History The foundation of the Theosophical Society by Helena Petrova Blavatsky and Colonel Olcott in New York in 1875 was a breakthrough for occultism - for the first time, it had been given an organised, serious body, open to both men and women, for research and study. When Theosophy was introduced to England in January 1883 , it was seized upon by a section of the middle classes who were spiritually unsettled by religious doubts arising from the Darwinian controversy.
The Theosophical Society set out to correct of spiritualism, push back the boundaries of science, and oppose dogmatic Christianity, drawing inspiration at first from Egyptian occultism and from the Western esoteric tradition and later from India, the embodiment of Oriental wisdom which, according to Blavatsky, surpassed that of the West. Blavatsky once said that she had embraced Buddhism merely to show that any Eastern religion was better than Western Christianity - she had reached the conclusion that Western society and religion contained nothing good - and she tried, through the Theosophical Society, to supplant Western ignorance with Eastern wisdom.
The Theosophists did not succeed in overthrowing Christianity, but they did provide a forum for debate and study of many religions and did a great deal to popularise Indian religions in particular. The Society is still in existence today, though in an era of freethinking, it is not the grounbreaking movement it was in the late Eighteenth/early Nineteenth Centuries.

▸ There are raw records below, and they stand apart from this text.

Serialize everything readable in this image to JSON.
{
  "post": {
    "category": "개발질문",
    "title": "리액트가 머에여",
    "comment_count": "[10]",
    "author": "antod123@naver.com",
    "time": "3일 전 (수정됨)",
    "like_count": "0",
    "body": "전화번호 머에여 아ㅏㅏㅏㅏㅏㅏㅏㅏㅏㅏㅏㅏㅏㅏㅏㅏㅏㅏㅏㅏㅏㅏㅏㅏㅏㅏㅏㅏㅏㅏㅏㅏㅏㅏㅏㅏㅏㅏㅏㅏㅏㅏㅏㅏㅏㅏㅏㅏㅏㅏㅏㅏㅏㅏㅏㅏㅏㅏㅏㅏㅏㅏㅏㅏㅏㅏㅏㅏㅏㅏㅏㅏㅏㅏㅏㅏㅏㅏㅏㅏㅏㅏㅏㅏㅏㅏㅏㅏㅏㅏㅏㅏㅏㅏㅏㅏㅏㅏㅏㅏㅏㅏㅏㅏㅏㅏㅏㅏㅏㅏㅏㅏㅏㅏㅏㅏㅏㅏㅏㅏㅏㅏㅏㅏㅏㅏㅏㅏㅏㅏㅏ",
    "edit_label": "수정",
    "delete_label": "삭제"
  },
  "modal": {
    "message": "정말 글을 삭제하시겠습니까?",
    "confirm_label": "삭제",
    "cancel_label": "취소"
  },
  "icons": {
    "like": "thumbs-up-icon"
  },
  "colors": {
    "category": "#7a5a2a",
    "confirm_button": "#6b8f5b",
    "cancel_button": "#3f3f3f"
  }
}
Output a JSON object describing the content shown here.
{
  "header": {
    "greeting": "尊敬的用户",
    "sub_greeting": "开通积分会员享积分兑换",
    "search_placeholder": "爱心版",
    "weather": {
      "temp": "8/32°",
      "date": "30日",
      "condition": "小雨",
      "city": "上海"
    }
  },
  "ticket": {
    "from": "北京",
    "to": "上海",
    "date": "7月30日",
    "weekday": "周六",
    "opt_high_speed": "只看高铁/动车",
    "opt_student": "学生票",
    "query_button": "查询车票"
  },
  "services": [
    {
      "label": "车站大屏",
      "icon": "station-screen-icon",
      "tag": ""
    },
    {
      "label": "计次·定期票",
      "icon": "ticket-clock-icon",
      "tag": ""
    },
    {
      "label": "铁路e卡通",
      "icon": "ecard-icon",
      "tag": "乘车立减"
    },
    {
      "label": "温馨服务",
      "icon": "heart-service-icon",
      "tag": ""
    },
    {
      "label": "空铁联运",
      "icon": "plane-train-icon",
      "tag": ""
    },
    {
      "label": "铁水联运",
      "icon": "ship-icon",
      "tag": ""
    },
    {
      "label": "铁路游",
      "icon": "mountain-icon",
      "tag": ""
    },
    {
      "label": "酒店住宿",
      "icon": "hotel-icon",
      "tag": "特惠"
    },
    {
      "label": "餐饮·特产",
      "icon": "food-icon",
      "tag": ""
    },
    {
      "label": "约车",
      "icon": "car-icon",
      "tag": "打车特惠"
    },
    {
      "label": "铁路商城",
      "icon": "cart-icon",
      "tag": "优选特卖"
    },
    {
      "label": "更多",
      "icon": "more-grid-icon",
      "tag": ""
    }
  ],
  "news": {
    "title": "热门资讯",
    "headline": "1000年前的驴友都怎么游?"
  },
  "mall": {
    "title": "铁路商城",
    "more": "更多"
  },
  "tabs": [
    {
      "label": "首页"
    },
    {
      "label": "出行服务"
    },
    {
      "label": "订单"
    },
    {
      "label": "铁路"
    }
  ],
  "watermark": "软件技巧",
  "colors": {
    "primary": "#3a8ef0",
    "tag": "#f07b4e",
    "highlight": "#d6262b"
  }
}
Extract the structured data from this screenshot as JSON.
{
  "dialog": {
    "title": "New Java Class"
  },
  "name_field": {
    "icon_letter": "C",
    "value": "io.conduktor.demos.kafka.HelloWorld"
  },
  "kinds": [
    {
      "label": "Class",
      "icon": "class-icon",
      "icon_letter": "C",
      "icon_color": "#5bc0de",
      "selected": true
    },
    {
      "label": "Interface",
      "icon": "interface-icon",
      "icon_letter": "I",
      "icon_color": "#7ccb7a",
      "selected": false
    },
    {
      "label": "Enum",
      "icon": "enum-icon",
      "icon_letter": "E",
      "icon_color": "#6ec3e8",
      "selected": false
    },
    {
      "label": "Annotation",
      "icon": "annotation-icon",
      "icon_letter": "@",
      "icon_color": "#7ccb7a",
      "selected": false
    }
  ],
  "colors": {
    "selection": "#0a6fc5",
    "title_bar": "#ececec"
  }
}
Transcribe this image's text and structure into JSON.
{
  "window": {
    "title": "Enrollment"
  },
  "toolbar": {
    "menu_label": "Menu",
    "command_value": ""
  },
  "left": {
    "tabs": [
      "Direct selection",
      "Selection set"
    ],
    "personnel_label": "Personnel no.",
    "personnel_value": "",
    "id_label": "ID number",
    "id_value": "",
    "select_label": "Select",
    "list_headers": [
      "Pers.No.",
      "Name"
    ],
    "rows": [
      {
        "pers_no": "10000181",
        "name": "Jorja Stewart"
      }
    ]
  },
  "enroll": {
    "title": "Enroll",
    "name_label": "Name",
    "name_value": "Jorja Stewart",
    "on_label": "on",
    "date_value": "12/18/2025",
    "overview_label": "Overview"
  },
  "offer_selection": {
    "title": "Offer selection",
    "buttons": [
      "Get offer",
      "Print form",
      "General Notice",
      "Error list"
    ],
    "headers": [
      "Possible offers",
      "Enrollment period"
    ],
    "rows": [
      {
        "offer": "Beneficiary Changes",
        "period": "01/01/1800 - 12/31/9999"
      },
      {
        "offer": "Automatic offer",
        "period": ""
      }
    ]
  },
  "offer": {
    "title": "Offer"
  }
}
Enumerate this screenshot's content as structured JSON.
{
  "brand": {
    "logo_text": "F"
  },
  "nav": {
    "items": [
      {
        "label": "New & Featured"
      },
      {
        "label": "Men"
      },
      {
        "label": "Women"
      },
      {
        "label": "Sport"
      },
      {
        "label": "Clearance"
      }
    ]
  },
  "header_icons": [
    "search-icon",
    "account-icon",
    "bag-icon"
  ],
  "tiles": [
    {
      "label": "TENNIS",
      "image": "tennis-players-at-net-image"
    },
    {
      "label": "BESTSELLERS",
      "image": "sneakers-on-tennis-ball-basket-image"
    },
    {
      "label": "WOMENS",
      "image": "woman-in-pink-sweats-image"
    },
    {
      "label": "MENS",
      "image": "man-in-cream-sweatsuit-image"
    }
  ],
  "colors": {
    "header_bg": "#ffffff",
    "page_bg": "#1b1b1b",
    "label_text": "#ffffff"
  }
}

Symbols None. Many Theosophists became followers of the Hindu and Buddhist religions and would therefore have used symbols and icons pertaining to those religions.

Adherents No figures available.

Headquarters The Theosophical Society, Great Russell Street, London, England